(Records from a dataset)
· · · · · · ·
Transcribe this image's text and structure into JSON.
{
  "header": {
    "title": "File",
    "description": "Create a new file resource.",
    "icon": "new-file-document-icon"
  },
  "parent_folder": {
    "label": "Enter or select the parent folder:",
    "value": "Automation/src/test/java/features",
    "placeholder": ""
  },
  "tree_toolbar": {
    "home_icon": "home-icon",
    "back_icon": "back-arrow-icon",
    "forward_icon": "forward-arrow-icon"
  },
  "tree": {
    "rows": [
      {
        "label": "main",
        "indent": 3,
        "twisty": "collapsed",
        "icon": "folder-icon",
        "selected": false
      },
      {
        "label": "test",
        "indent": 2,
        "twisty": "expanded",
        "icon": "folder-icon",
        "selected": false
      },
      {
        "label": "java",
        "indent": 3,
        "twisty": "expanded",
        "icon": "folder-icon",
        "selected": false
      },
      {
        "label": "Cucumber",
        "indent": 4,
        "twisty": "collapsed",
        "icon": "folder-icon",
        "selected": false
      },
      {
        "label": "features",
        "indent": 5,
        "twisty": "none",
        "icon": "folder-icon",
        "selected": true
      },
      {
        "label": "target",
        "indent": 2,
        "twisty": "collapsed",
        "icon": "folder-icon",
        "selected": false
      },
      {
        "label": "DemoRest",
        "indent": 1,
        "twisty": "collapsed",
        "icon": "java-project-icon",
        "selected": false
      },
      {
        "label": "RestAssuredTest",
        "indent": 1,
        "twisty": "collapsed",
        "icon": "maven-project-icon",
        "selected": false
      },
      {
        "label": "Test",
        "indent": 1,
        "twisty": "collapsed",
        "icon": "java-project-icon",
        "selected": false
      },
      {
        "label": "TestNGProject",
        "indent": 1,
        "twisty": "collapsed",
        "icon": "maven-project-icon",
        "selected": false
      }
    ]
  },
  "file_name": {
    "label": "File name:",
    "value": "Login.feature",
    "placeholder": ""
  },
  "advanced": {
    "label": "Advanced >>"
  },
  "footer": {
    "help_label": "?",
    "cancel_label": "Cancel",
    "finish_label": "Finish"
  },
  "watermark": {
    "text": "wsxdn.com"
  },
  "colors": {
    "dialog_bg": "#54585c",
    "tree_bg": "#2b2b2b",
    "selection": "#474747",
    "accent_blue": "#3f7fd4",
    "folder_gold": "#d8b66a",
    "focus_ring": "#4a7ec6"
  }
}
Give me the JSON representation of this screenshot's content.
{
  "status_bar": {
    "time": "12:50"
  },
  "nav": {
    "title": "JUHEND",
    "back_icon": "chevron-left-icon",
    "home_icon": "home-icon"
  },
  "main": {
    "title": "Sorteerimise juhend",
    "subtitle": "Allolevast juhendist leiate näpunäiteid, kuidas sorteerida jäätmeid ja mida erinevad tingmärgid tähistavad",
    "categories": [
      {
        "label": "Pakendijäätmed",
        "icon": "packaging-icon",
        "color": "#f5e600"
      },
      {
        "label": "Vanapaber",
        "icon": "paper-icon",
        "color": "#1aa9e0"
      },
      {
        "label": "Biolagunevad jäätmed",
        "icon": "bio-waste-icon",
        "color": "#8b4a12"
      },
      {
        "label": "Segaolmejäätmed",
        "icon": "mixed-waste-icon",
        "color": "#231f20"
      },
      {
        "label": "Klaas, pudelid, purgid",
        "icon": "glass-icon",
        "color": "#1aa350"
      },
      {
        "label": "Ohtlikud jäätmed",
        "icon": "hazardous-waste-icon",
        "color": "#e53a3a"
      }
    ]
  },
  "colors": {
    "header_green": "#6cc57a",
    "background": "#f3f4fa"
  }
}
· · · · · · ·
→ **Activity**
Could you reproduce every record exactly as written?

→ **The completed task**
Transcribe this image's text and structure into JSON.
{
  "header": {
    "title": "File",
    "description": "Create a new file resource.",
    "icon": "new-file-document-icon"
  },
  "parent_folder": {
    "label": "Enter or select the parent folder:",
    "value": "Automation/src/test/java/features",
    "placeholder": ""
  },
  "tree_toolbar": {
    "home_icon": "home-icon",
    "back_icon": "back-arrow-icon",
    "forward_icon": "forward-arrow-icon"
  },
  "tree": {
    "rows": [
      {
        "label": "main",
        "indent": 3,
        "twisty": "collapsed",
        "icon": "folder-icon",
        "selected": false
      },
      {
        "label": "test",
        "indent": 2,
        "twisty": "expanded",
        "icon": "folder-icon",
        "selected": false
      },
      {
        "label": "java",
        "indent": 3,
        "twisty": "expanded",
        "icon": "folder-icon",
        "selected": false
      },
      {
        "label": "Cucumber",
        "indent": 4,
        "twisty": "collapsed",
        "icon": "folder-icon",
        "selected": false
      },
      {
        "label": "features",
        "indent": 5,
        "twisty": "none",
        "icon": "folder-icon",
        "selected": true
      },
      {
        "label": "target",
        "indent": 2,
        "twisty": "collapsed",
        "icon": "folder-icon",
        "selected": false
      },
      {
        "label": "DemoRest",
        "indent": 1,
        "twisty": "collapsed",
        "icon": "java-project-icon",
        "selected": false
      },
      {
        "label": "RestAssuredTest",
        "indent": 1,
        "twisty": "collapsed",
        "icon": "maven-project-icon",
        "selected": false
      },
      {
        "label": "Test",
        "indent": 1,
        "twisty": "collapsed",
        "icon": "java-project-icon",
        "selected": false
      },
      {
        "label": "TestNGProject",
        "indent": 1,
        "twisty": "collapsed",
        "icon": "maven-project-icon",
        "selected": false
      }
    ]
  },
  "file_name": {
    "label": "File name:",
    "value": "Login.feature",
    "placeholder": ""
  },
  "advanced": {
    "label": "Advanced >>"
  },
  "footer": {
    "help_label": "?",
    "cancel_label": "Cancel",
    "finish_label": "Finish"
  },
  "watermark": {
    "text": "wsxdn.com"
  },
  "colors": {
    "dialog_bg": "#54585c",
    "tree_bg": "#2b2b2b",
    "selection": "#474747",
    "accent_blue": "#3f7fd4",
    "folder_gold": "#d8b66a",
    "focus_ring": "#4a7ec6"
  }
}
Give me the JSON representation of this screenshot's content.
{
  "status_bar": {
    "time": "12:50"
  },
  "nav": {
    "title": "JUHEND",
    "back_icon": "chevron-left-icon",
    "home_icon": "home-icon"
  },
  "main": {
    "title": "Sorteerimise juhend",
    "subtitle": "Allolevast juhendist leiate näpunäiteid, kuidas sorteerida jäätmeid ja mida erinevad tingmärgid tähistavad",
    "categories": [
      {
        "label": "Pakendijäätmed",
        "icon": "packaging-icon",
        "color": "#f5e600"
      },
      {
        "label": "Vanapaber",
        "icon": "paper-icon",
        "color": "#1aa9e0"
      },
      {
        "label": "Biolagunevad jäätmed",
        "icon": "bio-waste-icon",
        "color": "#8b4a12"
      },
      {
        "label": "Segaolmejäätmed",
        "icon": "mixed-waste-icon",
        "color": "#231f20"
      },
      {
        "label": "Klaas, pudelid, purgid",
        "icon": "glass-icon",
        "color": "#1aa350"
      },
      {
        "label": "Ohtlikud jäätmed",
        "icon": "hazardous-waste-icon",
        "color": "#e53a3a"
      }
    ]
  },
  "colors": {
    "header_green": "#6cc57a",
    "background": "#f3f4fa"
  }
}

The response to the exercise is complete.